## [Supplied material]
....................

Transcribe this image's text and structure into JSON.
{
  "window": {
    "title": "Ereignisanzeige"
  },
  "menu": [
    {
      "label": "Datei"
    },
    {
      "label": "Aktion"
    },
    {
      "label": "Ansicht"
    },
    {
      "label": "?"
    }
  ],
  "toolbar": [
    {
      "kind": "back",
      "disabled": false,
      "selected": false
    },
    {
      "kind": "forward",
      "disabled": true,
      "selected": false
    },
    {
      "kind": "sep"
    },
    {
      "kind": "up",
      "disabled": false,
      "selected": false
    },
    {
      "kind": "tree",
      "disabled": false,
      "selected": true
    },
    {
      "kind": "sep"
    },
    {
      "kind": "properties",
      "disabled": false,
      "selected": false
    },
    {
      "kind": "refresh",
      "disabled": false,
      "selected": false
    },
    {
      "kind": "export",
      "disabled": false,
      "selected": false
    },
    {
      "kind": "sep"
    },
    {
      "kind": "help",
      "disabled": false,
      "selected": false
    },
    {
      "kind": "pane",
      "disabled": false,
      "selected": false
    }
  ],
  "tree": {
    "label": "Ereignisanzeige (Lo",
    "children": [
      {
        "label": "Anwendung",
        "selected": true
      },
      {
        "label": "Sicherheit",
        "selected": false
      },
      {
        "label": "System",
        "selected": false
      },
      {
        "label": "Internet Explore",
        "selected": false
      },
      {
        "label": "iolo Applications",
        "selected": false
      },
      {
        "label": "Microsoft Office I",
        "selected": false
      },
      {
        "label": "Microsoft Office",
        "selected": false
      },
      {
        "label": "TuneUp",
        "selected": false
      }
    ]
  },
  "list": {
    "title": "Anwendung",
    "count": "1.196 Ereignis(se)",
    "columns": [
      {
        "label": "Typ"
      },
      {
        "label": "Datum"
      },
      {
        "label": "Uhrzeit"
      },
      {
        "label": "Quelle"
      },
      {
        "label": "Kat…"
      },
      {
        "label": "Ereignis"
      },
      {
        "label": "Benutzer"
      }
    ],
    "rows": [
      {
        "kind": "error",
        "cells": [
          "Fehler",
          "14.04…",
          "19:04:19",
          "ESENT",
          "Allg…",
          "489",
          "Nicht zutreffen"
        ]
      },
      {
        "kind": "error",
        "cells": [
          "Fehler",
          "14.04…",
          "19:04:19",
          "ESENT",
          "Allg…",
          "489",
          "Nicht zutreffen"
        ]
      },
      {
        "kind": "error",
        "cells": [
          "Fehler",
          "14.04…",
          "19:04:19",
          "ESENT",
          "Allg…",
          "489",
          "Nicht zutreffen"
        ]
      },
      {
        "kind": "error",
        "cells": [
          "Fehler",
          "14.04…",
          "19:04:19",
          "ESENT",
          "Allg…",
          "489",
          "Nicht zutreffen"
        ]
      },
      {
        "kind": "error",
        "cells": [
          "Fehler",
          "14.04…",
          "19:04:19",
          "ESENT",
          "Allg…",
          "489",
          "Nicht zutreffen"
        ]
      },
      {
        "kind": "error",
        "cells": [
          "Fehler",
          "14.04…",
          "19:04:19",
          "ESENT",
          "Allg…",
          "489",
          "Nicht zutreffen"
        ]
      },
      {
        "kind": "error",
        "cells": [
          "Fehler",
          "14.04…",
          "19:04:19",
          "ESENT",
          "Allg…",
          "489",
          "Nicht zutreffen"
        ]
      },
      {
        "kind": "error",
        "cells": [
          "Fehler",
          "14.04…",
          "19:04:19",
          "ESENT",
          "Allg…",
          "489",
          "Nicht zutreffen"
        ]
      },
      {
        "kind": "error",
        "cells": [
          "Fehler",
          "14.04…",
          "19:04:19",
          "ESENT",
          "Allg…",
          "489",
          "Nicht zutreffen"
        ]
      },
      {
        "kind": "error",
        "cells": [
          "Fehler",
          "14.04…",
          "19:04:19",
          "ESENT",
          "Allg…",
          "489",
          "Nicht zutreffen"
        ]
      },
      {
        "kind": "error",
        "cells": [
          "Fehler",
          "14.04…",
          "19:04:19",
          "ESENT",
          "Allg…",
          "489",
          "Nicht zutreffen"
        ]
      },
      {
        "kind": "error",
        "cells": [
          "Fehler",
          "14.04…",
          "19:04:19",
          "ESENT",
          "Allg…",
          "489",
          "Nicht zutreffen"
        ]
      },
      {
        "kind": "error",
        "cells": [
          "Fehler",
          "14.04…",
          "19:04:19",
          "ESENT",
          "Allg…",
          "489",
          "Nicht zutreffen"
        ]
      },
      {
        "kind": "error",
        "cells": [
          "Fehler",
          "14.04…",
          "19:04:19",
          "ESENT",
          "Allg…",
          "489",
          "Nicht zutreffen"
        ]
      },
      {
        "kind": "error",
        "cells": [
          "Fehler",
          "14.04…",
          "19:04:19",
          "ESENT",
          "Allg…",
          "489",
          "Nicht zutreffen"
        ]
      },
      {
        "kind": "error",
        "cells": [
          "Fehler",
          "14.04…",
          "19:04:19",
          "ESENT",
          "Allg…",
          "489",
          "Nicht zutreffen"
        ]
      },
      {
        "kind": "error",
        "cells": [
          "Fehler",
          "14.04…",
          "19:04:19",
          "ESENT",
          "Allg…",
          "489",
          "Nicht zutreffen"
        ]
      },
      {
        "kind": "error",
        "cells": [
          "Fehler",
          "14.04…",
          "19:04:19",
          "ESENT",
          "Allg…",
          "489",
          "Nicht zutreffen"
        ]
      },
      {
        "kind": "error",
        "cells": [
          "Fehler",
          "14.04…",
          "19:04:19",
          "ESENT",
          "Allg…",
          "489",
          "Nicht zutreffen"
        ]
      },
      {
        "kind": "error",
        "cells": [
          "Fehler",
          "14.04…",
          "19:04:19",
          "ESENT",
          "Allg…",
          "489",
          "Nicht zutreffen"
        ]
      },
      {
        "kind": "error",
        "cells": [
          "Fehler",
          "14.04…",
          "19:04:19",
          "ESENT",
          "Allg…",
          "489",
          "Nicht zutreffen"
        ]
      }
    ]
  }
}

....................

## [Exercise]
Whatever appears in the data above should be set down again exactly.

## [Exercise output]
Transcribe this image's text and structure into JSON.
{
  "window": {
    "title": "Ereignisanzeige"
  },
  "menu": [
    {
      "label": "Datei"
    },
    {
      "label": "Aktion"
    },
    {
      "label": "Ansicht"
    },
    {
      "label": "?"
    }
  ],
  "toolbar": [
    {
      "kind": "back",
      "disabled": false,
      "selected": false
    },
    {
      "kind": "forward",
      "disabled": true,
      "selected": false
    },
    {
      "kind": "sep"
    },
    {
      "kind": "up",
      "disabled": false,
      "selected": false
    },
    {
      "kind": "tree",
      "disabled": false,
      "selected": true
    },
    {
      "kind": "sep"
    },
    {
      "kind": "properties",
      "disabled": false,
      "selected": false
    },
    {
      "kind": "refresh",
      "disabled": false,
      "selected": false
    },
    {
      "kind": "export",
      "disabled": false,
      "selected": false
    },
    {
      "kind": "sep"
    },
    {
      "kind": "help",
      "disabled": false,
      "selected": false
    },
    {
      "kind": "pane",
      "disabled": false,
      "selected": false
    }
  ],
  "tree": {
    "label": "Ereignisanzeige (Lo",
    "children": [
      {
        "label": "Anwendung",
        "selected": true
      },
      {
        "label": "Sicherheit",
        "selected": false
      },
      {
        "label": "System",
        "selected": false
      },
      {
        "label": "Internet Explore",
        "selected": false
      },
      {
        "label": "iolo Applications",
        "selected": false
      },
      {
        "label": "Microsoft Office I",
        "selected": false
      },
      {
        "label": "Microsoft Office",
        "selected": false
      },
      {
        "label": "TuneUp",
        "selected": false
      }
    ]
  },
  "list": {
    "title": "Anwendung",
    "count": "1.196 Ereignis(se)",
    "columns": [
      {
        "label": "Typ"
      },
      {
        "label": "Datum"
      },
      {
        "label": "Uhrzeit"
      },
      {
        "label": "Quelle"
      },
      {
        "label": "Kat…"
      },
      {
        "label": "Ereignis"
      },
      {
        "label": "Benutzer"
      }
    ],
    "rows": [
      {
        "kind": "error",
        "cells": [
          "Fehler",
          "14.04…",
          "19:04:19",
          "ESENT",
          "Allg…",
          "489",
          "Nicht zutreffen"
        ]
      },
      {
        "kind": "error",
        "cells": [
          "Fehler",
          "14.04…",
          "19:04:19",
          "ESENT",
          "Allg…",
          "489",
          "Nicht zutreffen"
        ]
      },
      {
        "kind": "error",
        "cells": [
          "Fehler",
          "14.04…",
          "19:04:19",
          "ESENT",
          "Allg…",
          "489",
          "Nicht zutreffen"
        ]
      },
      {
        "kind": "error",
        "cells": [
          "Fehler",
          "14.04…",
          "19:04:19",
          "ESENT",
          "Allg…",
          "489",
          "Nicht zutreffen"
        ]
      },
      {
        "kind": "error",
        "cells": [
          "Fehler",
          "14.04…",
          "19:04:19",
          "ESENT",
          "Allg…",
          "489",
          "Nicht zutreffen"
        ]
      },
      {
        "kind": "error",
        "cells": [
          "Fehler",
          "14.04…",
          "19:04:19",
          "ESENT",
          "Allg…",
          "489",
          "Nicht zutreffen"
        ]
      },
      {
        "kind": "error",
        "cells": [
          "Fehler",
          "14.04…",
          "19:04:19",
          "ESENT",
          "Allg…",
          "489",
          "Nicht zutreffen"
        ]
      },
      {
        "kind": "error",
        "cells": [
          "Fehler",
          "14.04…",
          "19:04:19",
          "ESENT",
          "Allg…",
          "489",
          "Nicht zutreffen"
        ]
      },
      {
        "kind": "error",
        "cells": [
          "Fehler",
          "14.04…",
          "19:04:19",
          "ESENT",
          "Allg…",
          "489",
          "Nicht zutreffen"
        ]
      },
      {
        "kind": "error",
        "cells": [
          "Fehler",
          "14.04…",
          "19:04:19",
          "ESENT",
          "Allg…",
          "489",
          "Nicht zutreffen"
        ]
      },
      {
        "kind": "error",
        "cells": [
          "Fehler",
          "14.04…",
          "19:04:19",
          "ESENT",
          "Allg…",
          "489",
          "Nicht zutreffen"
        ]
      },
      {
        "kind": "error",
        "cells": [
          "Fehler",
          "14.04…",
          "19:04:19",
          "ESENT",
          "Allg…",
          "489",
          "Nicht zutreffen"
        ]
      },
      {
        "kind": "error",
        "cells": [
          "Fehler",
          "14.04…",
          "19:04:19",
          "ESENT",
          "Allg…",
          "489",
          "Nicht zutreffen"
        ]
      },
      {
        "kind": "error",
        "cells": [
          "Fehler",
          "14.04…",
          "19:04:19",
          "ESENT",
          "Allg…",
          "489",
          "Nicht zutreffen"
        ]
      },
      {
        "kind": "error",
        "cells": [
          "Fehler",
          "14.04…",
          "19:04:19",
          "ESENT",
          "Allg…",
          "489",
          "Nicht zutreffen"
        ]
      },
      {
        "kind": "error",
        "cells": [
          "Fehler",
          "14.04…",
          "19:04:19",
          "ESENT",
          "Allg…",
          "489",
          "Nicht zutreffen"
        ]
      },
      {
        "kind": "error",
        "cells": [
          "Fehler",
          "14.04…",
          "19:04:19",
          "ESENT",
          "Allg…",
          "489",
          "Nicht zutreffen"
        ]
      },
      {
        "kind": "error",
        "cells": [
          "Fehler",
          "14.04…",
          "19:04:19",
          "ESENT",
          "Allg…",
          "489",
          "Nicht zutreffen"
        ]
      },
      {
        "kind": "error",
        "cells": [
          "Fehler",
          "14.04…",
          "19:04:19",
          "ESENT",
          "Allg…",
          "489",
          "Nicht zutreffen"
        ]
      },
      {
        "kind": "error",
        "cells": [
          "Fehler",
          "14.04…",
          "19:04:19",
          "ESENT",
          "Allg…",
          "489",
          "Nicht zutreffen"
        ]
      },
      {
        "kind": "error",
        "cells": [
          "Fehler",
          "14.04…",
          "19:04:19",
          "ESENT",
          "Allg…",
          "489",
          "Nicht zutreffen"
        ]
      }
    ]
  }
}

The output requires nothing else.